I’m at an age and in a demographic where there isn’t much dating action, and if there is, it isn’t serious, nor is it even remotely authentic. Face it, after 45, there are so many obstacles to overcome, so much history to wade through, so many people’s scrutiny you have to undergo before a relationship can even be viable, let alone long term. I’ve given up on that area of my life ever being a source of pleasure or happiness. People who really know me, will know what a big deal that is. Most people tend to understand that it is the nature of the beast these days. Dating after divorce is, at best, a difficult thing, and unlike wine, this does not improve with age. Oh, to be 35 again. Before the wrinkles. Before the mistakes. Before the calendar reveals the stigmatizing number of years you’ve been on this planet (because you cannot lie about that).

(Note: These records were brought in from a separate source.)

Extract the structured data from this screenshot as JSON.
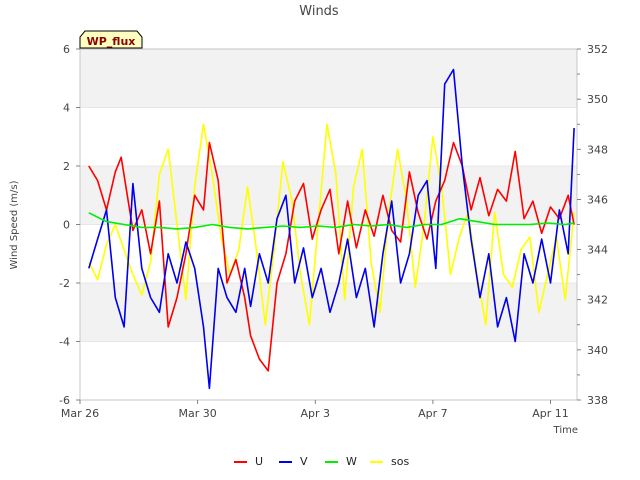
{
  "chart_data": {
    "type": "line",
    "title": "Winds",
    "badge": "WP_flux",
    "xlabel": "Time",
    "ylabel": "Wind Speed (m/s)",
    "ylabel_right": "",
    "x_ticks": [
      "Mar 26",
      "Mar 30",
      "Apr 3",
      "Apr 7",
      "Apr 11"
    ],
    "x_range_days": [
      0,
      16.9
    ],
    "x_start": "Mar 26",
    "ylim": [
      -6,
      6
    ],
    "y_ticks": [
      -6,
      -4,
      -2,
      0,
      2,
      4,
      6
    ],
    "y2lim": [
      338,
      352
    ],
    "y2_ticks": [
      338,
      340,
      342,
      344,
      346,
      348,
      350,
      352
    ],
    "grid": true,
    "legend_position": "bottom-center",
    "series": [
      {
        "name": "U",
        "color": "#ff0000",
        "axis": "left",
        "x": [
          0.3,
          0.6,
          0.9,
          1.2,
          1.4,
          1.8,
          2.1,
          2.4,
          2.7,
          3.0,
          3.3,
          3.6,
          3.9,
          4.2,
          4.4,
          4.7,
          5.0,
          5.3,
          5.6,
          5.8,
          6.1,
          6.4,
          6.7,
          7.0,
          7.3,
          7.6,
          7.9,
          8.2,
          8.5,
          8.8,
          9.1,
          9.4,
          9.7,
          10.0,
          10.3,
          10.6,
          10.9,
          11.2,
          11.5,
          11.8,
          12.1,
          12.4,
          12.7,
          13.0,
          13.3,
          13.6,
          13.9,
          14.2,
          14.5,
          14.8,
          15.1,
          15.4,
          15.7,
          16.0,
          16.3,
          16.6,
          16.8
        ],
        "y": [
          2.0,
          1.5,
          0.5,
          1.8,
          2.3,
          -0.2,
          0.5,
          -1.0,
          0.8,
          -3.5,
          -2.5,
          -1.0,
          1.0,
          0.5,
          2.8,
          1.5,
          -2.0,
          -1.2,
          -2.5,
          -3.8,
          -4.6,
          -5.0,
          -2.0,
          -1.0,
          0.8,
          1.4,
          -0.5,
          0.5,
          1.2,
          -1.0,
          0.8,
          -0.8,
          0.5,
          -0.4,
          1.0,
          -0.2,
          -0.6,
          1.8,
          0.4,
          -0.5,
          0.8,
          1.5,
          2.8,
          2.0,
          0.5,
          1.6,
          0.3,
          1.2,
          0.8,
          2.5,
          0.2,
          0.8,
          -0.3,
          0.6,
          0.2,
          1.0,
          0.0
        ]
      },
      {
        "name": "V",
        "color": "#0000ee",
        "axis": "left",
        "x": [
          0.3,
          0.6,
          0.9,
          1.2,
          1.5,
          1.8,
          2.1,
          2.4,
          2.7,
          3.0,
          3.3,
          3.6,
          3.9,
          4.2,
          4.4,
          4.7,
          5.0,
          5.3,
          5.6,
          5.8,
          6.1,
          6.4,
          6.7,
          7.0,
          7.3,
          7.6,
          7.9,
          8.2,
          8.5,
          8.8,
          9.1,
          9.4,
          9.7,
          10.0,
          10.3,
          10.6,
          10.9,
          11.2,
          11.5,
          11.8,
          12.1,
          12.4,
          12.7,
          13.0,
          13.3,
          13.6,
          13.9,
          14.2,
          14.5,
          14.8,
          15.1,
          15.4,
          15.7,
          16.0,
          16.3,
          16.6,
          16.8
        ],
        "y": [
          -1.5,
          -0.5,
          0.5,
          -2.5,
          -3.5,
          1.4,
          -1.5,
          -2.5,
          -3.0,
          -1.0,
          -2.0,
          -0.6,
          -1.5,
          -3.5,
          -5.6,
          -1.5,
          -2.5,
          -3.0,
          -1.5,
          -2.8,
          -1.0,
          -2.0,
          0.2,
          1.0,
          -2.0,
          -0.8,
          -2.5,
          -1.5,
          -3.0,
          -2.0,
          -0.5,
          -2.5,
          -1.5,
          -3.5,
          -1.0,
          0.8,
          -2.0,
          -1.0,
          1.0,
          1.5,
          -1.5,
          4.8,
          5.3,
          2.0,
          -0.5,
          -2.5,
          -1.0,
          -3.5,
          -2.5,
          -4.0,
          -1.0,
          -2.0,
          -0.5,
          -2.0,
          0.5,
          -1.0,
          3.3
        ]
      },
      {
        "name": "W",
        "color": "#00ee00",
        "axis": "left",
        "x": [
          0.3,
          0.9,
          1.5,
          2.1,
          2.7,
          3.3,
          3.9,
          4.5,
          5.1,
          5.7,
          6.3,
          6.9,
          7.5,
          8.1,
          8.7,
          9.3,
          9.9,
          10.5,
          11.1,
          11.7,
          12.3,
          12.9,
          13.5,
          14.1,
          14.7,
          15.3,
          15.9,
          16.5,
          16.8
        ],
        "y": [
          0.4,
          0.1,
          0.0,
          -0.1,
          -0.1,
          -0.15,
          -0.1,
          0.0,
          -0.1,
          -0.15,
          -0.1,
          -0.05,
          -0.1,
          -0.05,
          -0.1,
          0.0,
          -0.05,
          0.0,
          -0.1,
          0.0,
          0.0,
          0.2,
          0.1,
          0.0,
          0.0,
          0.0,
          0.05,
          0.0,
          0.05
        ]
      },
      {
        "name": "sos",
        "color": "#ffff00",
        "axis": "right",
        "x": [
          0.3,
          0.6,
          0.9,
          1.2,
          1.5,
          1.8,
          2.1,
          2.4,
          2.7,
          3.0,
          3.3,
          3.6,
          3.9,
          4.2,
          4.5,
          4.8,
          5.1,
          5.4,
          5.7,
          6.0,
          6.3,
          6.6,
          6.9,
          7.2,
          7.5,
          7.8,
          8.1,
          8.4,
          8.7,
          9.0,
          9.3,
          9.6,
          9.9,
          10.2,
          10.5,
          10.8,
          11.1,
          11.4,
          11.7,
          12.0,
          12.3,
          12.6,
          12.9,
          13.2,
          13.5,
          13.8,
          14.1,
          14.4,
          14.7,
          15.0,
          15.3,
          15.6,
          15.9,
          16.2,
          16.5,
          16.8
        ],
        "y": [
          343.5,
          342.8,
          344.2,
          345.0,
          344.0,
          343.0,
          342.2,
          343.5,
          347.0,
          348.0,
          345.0,
          342.0,
          346.5,
          349.0,
          347.0,
          344.5,
          343.0,
          344.0,
          346.5,
          344.0,
          341.0,
          344.0,
          347.5,
          346.0,
          343.0,
          341.0,
          345.0,
          349.0,
          347.0,
          342.0,
          346.5,
          348.0,
          343.5,
          341.5,
          345.5,
          348.0,
          346.0,
          342.5,
          345.0,
          348.5,
          346.5,
          343.0,
          344.5,
          345.5,
          343.0,
          341.0,
          345.5,
          343.0,
          342.5,
          344.0,
          344.5,
          341.5,
          343.0,
          344.5,
          342.0,
          345.5
        ]
      }
    ]
  }
}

In spite of all that, the little surprise I’m experiencing is this: I’m actually having fun. I’m enjoying life more than I ever have. I’m happy, in spite of the fact that nothing (except my delightful children) is as I would have expected it and most of it reeks of pathetically miserable failure. I can’t keep a relationship. I can’t catch a break financially. I rent, on purpose, instead of owning. My car is ready to self destruct at any moment. I should sell the thing and try, if possible, to get some money out of it to put down on a more reliable car. But…how to do that? It’s crazy. I have more problems facing me than solutions. I have experienced more endings in the last year than beginnings. I have more reason than ever to despair, instead of hope. Read the rest of this entry